A pair of North Herts writers bring mental health to the forefront in their debut collections of poetry
- Credit: Archant
It’s often said that everyone has a book in them, and here are two North Herts women to prove the point – because both have had their debut collections of poetry published.
Crack On, the name Rosa Cives has given to her work, brings unheard voices into the spotlight in a bid to tackle social issues including drug addiction and abuse.
She said: “I feel that my collection of poems is unique because I have given ‘real’ people a voice and an opportunity to have their words translated for an audience to hear in a concise but effective manner using powerful yet honest language.”
Linguistic consultant Rosa, who has previously worked in the criminal justice system, added: “The book took me about four to five months to write, it got to the stage where it was ready to emerge so it just all came out in a big splurge – I started writing and couldn’t stop myself.”
Commenting on the title, Rosa, who lives with her husband and daughter in Ardeley, said: “I think it’s the idea of cracking on with whatever you’ve got to deal with.”

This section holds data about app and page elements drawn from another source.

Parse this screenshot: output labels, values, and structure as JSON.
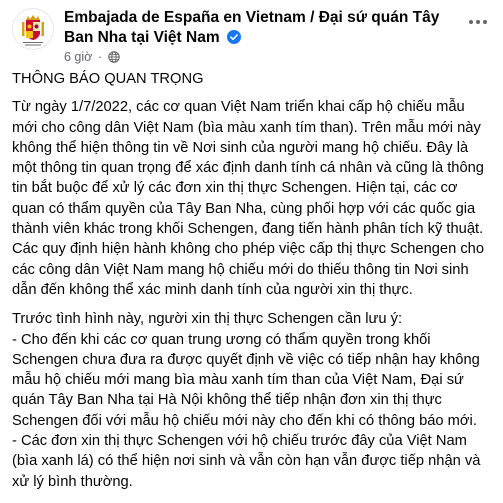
{
  "post": {
    "author": "Embajada de España en Vietnam / Đại sứ quán Tây Ban Nha tại Việt Nam",
    "timestamp": "6 giờ",
    "separator": "·",
    "avatar_icon": "spain-coat-of-arms-icon",
    "verified_icon": "verified-badge-icon",
    "audience_icon": "globe-icon",
    "menu_icon": "more-options-icon",
    "colors": {
      "verified": "#1877f2",
      "meta": "#65676b",
      "text": "#050505"
    }
  },
  "content": {
    "heading": "THÔNG BÁO QUAN TRỌNG",
    "paragraph1": "Từ ngày 1/7/2022, các cơ quan Việt Nam triển khai cấp hộ chiếu mẫu mới cho công dân Việt Nam (bìa màu xanh tím than). Trên mẫu mới này không thể hiện thông tin về Nơi sinh của người mang hộ chiếu. Đây là một thông tin quan trọng để xác định danh tính cá nhân và cũng là thông tin bắt buộc để xử lý các đơn xin thị thực Schengen. Hiện tại, các cơ quan có thẩm quyền của Tây Ban Nha, cùng phối hợp với các quốc gia thành viên khác trong khối Schengen, đang tiến hành phân tích kỹ thuật. Các quy định hiện hành không cho phép việc cấp thị thực Schengen cho các công dân Việt Nam mang hộ chiếu mới do thiếu thông tin Nơi sinh dẫn đến không thể xác minh danh tính của người xin thị thực.",
    "paragraph2_intro": "Trước tình hình này, người xin thị thực Schengen cần lưu ý:",
    "bullet1": "- Cho đến khi các cơ quan trung ương có thẩm quyền trong khối Schengen chưa đưa ra được quyết định về việc có tiếp nhận hay không mẫu hộ chiếu mới mang bìa màu xanh tím than của Việt Nam, Đại sứ quán Tây Ban Nha tại Hà Nội không thể tiếp nhận đơn xin thị thực Schengen đối với mẫu hộ chiếu mới này cho đến khi có thông báo mới.",
    "bullet2": "- Các đơn xin thị thực Schengen với hộ chiếu trước đây của Việt Nam (bìa xanh lá) có thể hiện nơi sinh và vẫn còn hạn vẫn được tiếp nhận và xử lý bình thường."
  }
}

The striking front cover was also created by Rosa – the artwork was exhibited last year at a London gallery to raise £500 for charity YoungMinds.

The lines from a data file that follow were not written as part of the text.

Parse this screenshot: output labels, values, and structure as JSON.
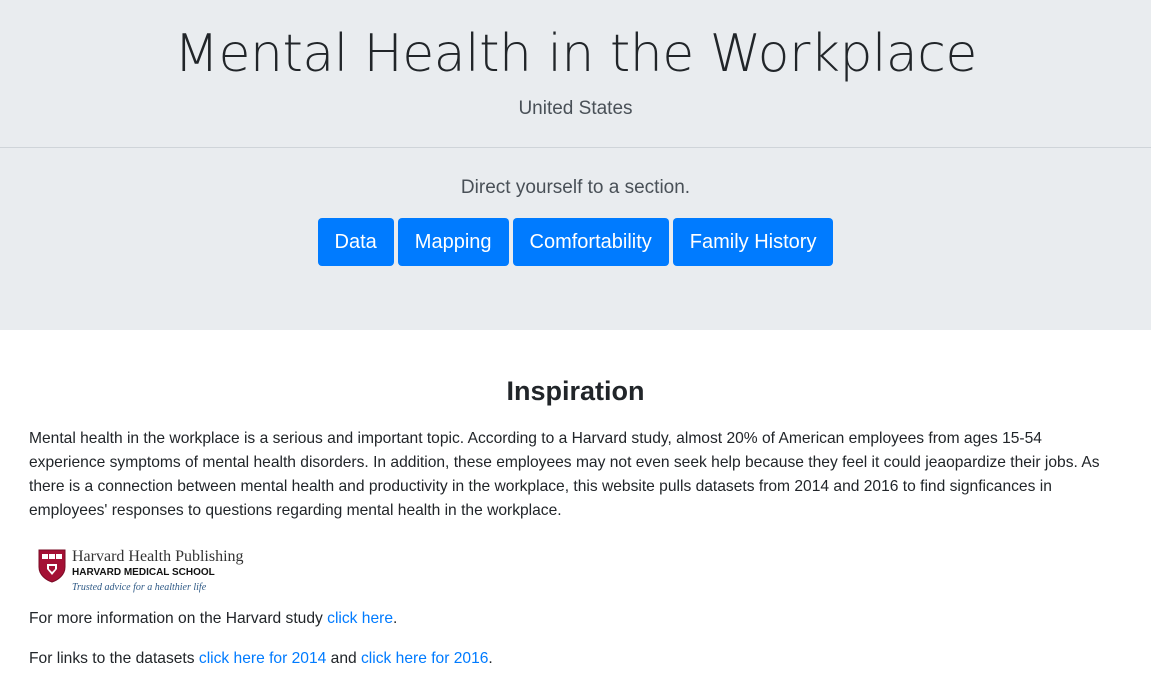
{
  "header": {
    "title": "Mental Health in the Workplace",
    "subtitle": "United States",
    "prompt": "Direct yourself to a section."
  },
  "nav": {
    "buttons": [
      "Data",
      "Mapping",
      "Comfortability",
      "Family History"
    ]
  },
  "main": {
    "heading": "Inspiration",
    "paragraph": "Mental health in the workplace is a serious and important topic. According to a Harvard study, almost 20% of American employees from ages 15-54 experience symptoms of mental health disorders. In addition, these employees may not even seek help because they feel it could jeaopardize their jobs. As there is a connection between mental health and productivity in the workplace, this website pulls datasets from 2014 and 2016 to find signficances in employees' responses to questions regarding mental health in the workplace.",
    "logo": {
      "line1": "Harvard Health Publishing",
      "line2": "HARVARD MEDICAL SCHOOL",
      "line3": "Trusted advice for a healthier life"
    },
    "more_info": {
      "prefix": "For more information on the Harvard study ",
      "link": "click here",
      "suffix": "."
    },
    "datasets": {
      "prefix": "For links to the datasets ",
      "link_2014": "click here for 2014",
      "middle": " and ",
      "link_2016": "click here for 2016",
      "suffix": "."
    }
  },
  "colors": {
    "jumbotron_bg": "#e9ecef",
    "button_bg": "#007bff",
    "link": "#007bff",
    "shield_red": "#a41034"
  }
}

Codicote’s Julie Cuthbert credits her poetry with helping her work through a decade of suffering with severe depression.
- 1 Range Rover stopped towing ‘insecure trailer’ on A1(M) in Stevenage
- 2 'Jobs will be lost' if Stevenage TK Maxx fails to relocate
- 3 Police called to concern for welfare after 'youths' seen on Stevenage roof
- 4 Iceland offers over 60s discount on shopping bill every week
- 5 Man wanted in connection with police officer assault could be in Hitchin
- 6 Plans to demolish riding stables to make way for housing
- 7 Lloyds Bank in Letchworth to shut as closures announced across the UK
- 8 Crackdown on anti-social behaviour in Letchworth and Baldock
- 9 Hitchin Beer & Cider Festival set to make triumphant return
- 10 Former pub owner admits to food hygiene offences
The book, Changing More Than Our Spots, chronicles her journey from her darkest moments to a more hopeful resolution.
The 54-year-old said: “The mental health care I received wasn’t very good, so I started writing letters and poetry as well as seeing a therapist.
“I showed my work to my therapist and he said it was fantastic.”
Julie’s vulnerability is cast in her work as her inner child, and her anger about how she’s feeling is referred to as ‘the Tiger’.
She said: “I had notebook after notebook of things written down, letters and poems, and that became the book.
“I would say it became the main thing that helped me through my depression.”